[What to do]: Only the number is needed: how many lines of the entries below contain the word "Explorer".

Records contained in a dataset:
━━━━

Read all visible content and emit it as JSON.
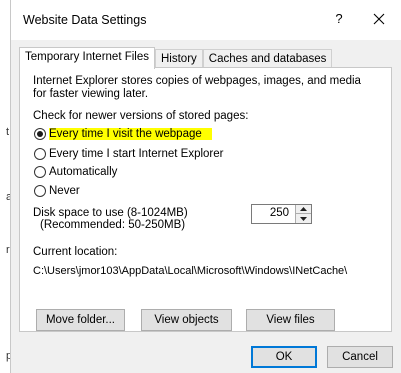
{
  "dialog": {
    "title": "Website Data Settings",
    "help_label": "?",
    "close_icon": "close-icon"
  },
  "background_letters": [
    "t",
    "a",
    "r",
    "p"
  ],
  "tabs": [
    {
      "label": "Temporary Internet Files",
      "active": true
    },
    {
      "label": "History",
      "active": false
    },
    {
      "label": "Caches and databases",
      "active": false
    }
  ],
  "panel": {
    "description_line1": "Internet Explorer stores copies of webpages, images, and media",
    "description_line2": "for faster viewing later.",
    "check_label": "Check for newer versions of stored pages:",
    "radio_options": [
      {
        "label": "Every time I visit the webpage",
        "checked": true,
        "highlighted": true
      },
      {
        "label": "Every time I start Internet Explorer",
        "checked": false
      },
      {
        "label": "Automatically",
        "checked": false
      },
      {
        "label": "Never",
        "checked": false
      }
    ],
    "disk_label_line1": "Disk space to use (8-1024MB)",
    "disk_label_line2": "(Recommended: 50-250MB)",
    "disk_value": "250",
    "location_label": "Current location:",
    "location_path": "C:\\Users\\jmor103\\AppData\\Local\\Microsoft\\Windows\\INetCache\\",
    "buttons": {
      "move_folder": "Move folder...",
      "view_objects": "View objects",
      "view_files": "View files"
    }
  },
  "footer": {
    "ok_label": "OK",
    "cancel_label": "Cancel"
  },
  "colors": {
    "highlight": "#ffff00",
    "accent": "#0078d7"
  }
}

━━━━

[Exercise output]: 2